> _EXERCISE_:
Where the line containing "What's the underlying" appears, start repeating, and continue exactly through the last line below, adding nothing. Include no pictures.

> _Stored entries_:
=-=-=-=-=
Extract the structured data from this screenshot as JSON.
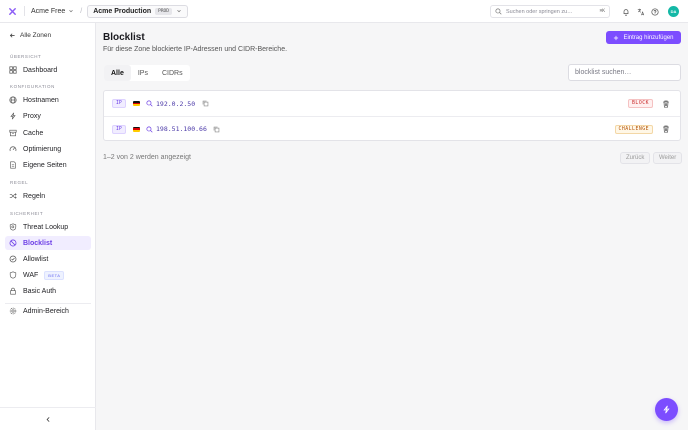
{
  "topbar": {
    "account": "Acme Free",
    "zone_name": "Acme Production",
    "zone_badge": "PROD",
    "search_placeholder": "Suchen oder springen zu…",
    "search_shortcut": "⌘K",
    "avatar_initials": "DA"
  },
  "sidebar": {
    "back_label": "Alle Zonen",
    "sections": {
      "overview": "ÜBERSICHT",
      "config": "KONFIGURATION",
      "rules": "REGEL",
      "security": "SICHERHEIT"
    },
    "items": {
      "dashboard": "Dashboard",
      "hostnames": "Hostnamen",
      "proxy": "Proxy",
      "cache": "Cache",
      "optimization": "Optimierung",
      "pages": "Eigene Seiten",
      "rules": "Regeln",
      "threat": "Threat Lookup",
      "blocklist": "Blocklist",
      "allowlist": "Allowlist",
      "waf": "WAF",
      "waf_badge": "BETA",
      "basic_auth": "Basic Auth",
      "admin": "Admin-Bereich"
    }
  },
  "main": {
    "title": "Blocklist",
    "subtitle": "Für diese Zone blockierte IP-Adressen und CIDR-Bereiche.",
    "add_button": "Eintrag hinzufügen",
    "tabs": [
      "Alle",
      "IPs",
      "CIDRs"
    ],
    "filter_placeholder": "blocklist suchen…",
    "entries": [
      {
        "type": "IP",
        "address": "192.0.2.50",
        "action": "BLOCK"
      },
      {
        "type": "IP",
        "address": "198.51.100.66",
        "action": "CHALLENGE"
      }
    ],
    "footer": "1–2 von 2 werden angezeigt",
    "prev_label": "Zurück",
    "next_label": "Weiter"
  },
  "colors": {
    "accent": "#7c4dff",
    "block": "#c92a2a",
    "challenge": "#b45309"
  }
}
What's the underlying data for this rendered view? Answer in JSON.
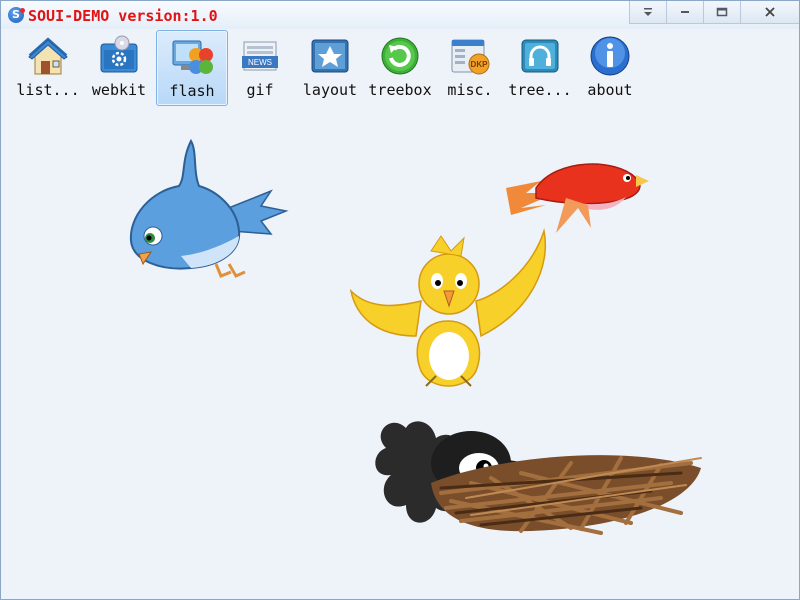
{
  "window": {
    "title": "SOUI-DEMO version:1.0",
    "logo_letter": "S",
    "title_color": "#e01414",
    "buttons": [
      {
        "name": "menu-icon",
        "kind": "dropdown"
      },
      {
        "name": "minimize-icon",
        "kind": "minimize"
      },
      {
        "name": "maximize-icon",
        "kind": "maximize"
      },
      {
        "name": "close-icon",
        "kind": "close"
      }
    ]
  },
  "toolbar": {
    "items": [
      {
        "label": "list...",
        "icon": "house-icon",
        "selected": false
      },
      {
        "label": "webkit",
        "icon": "gear-window-icon",
        "selected": false
      },
      {
        "label": "flash",
        "icon": "flash-window-icon",
        "selected": true
      },
      {
        "label": "gif",
        "icon": "news-icon",
        "selected": false
      },
      {
        "label": "layout",
        "icon": "layout-icon",
        "selected": false
      },
      {
        "label": "treebox",
        "icon": "refresh-icon",
        "selected": false
      },
      {
        "label": "misc.",
        "icon": "window-dkp-icon",
        "selected": false
      },
      {
        "label": "tree...",
        "icon": "headphones-icon",
        "selected": false
      },
      {
        "label": "about",
        "icon": "info-icon",
        "selected": false
      }
    ]
  },
  "flash_scene": {
    "characters": [
      "blue-bird",
      "red-bird",
      "yellow-bird",
      "black-bird-in-nest"
    ]
  }
}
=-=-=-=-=
> _OUTPUT OF THE TASK_:
What's the underlying data for this rendered view? Answer in JSON.
{
  "window": {
    "title": "SOUI-DEMO version:1.0",
    "logo_letter": "S",
    "title_color": "#e01414",
    "buttons": [
      {
        "name": "menu-icon",
        "kind": "dropdown"
      },
      {
        "name": "minimize-icon",
        "kind": "minimize"
      },
      {
        "name": "maximize-icon",
        "kind": "maximize"
      },
      {
        "name": "close-icon",
        "kind": "close"
      }
    ]
  },
  "toolbar": {
    "items": [
      {
        "label": "list...",
        "icon": "house-icon",
        "selected": false
      },
      {
        "label": "webkit",
        "icon": "gear-window-icon",
        "selected": false
      },
      {
        "label": "flash",
        "icon": "flash-window-icon",
        "selected": true
      },
      {
        "label": "gif",
        "icon": "news-icon",
        "selected": false
      },
      {
        "label": "layout",
        "icon": "layout-icon",
        "selected": false
      },
      {
        "label": "treebox",
        "icon": "refresh-icon",
        "selected": false
      },
      {
        "label": "misc.",
        "icon": "window-dkp-icon",
        "selected": false
      },
      {
        "label": "tree...",
        "icon": "headphones-icon",
        "selected": false
      },
      {
        "label": "about",
        "icon": "info-icon",
        "selected": false
      }
    ]
  },
  "flash_scene": {
    "characters": [
      "blue-bird",
      "red-bird",
      "yellow-bird",
      "black-bird-in-nest"
    ]
  }
}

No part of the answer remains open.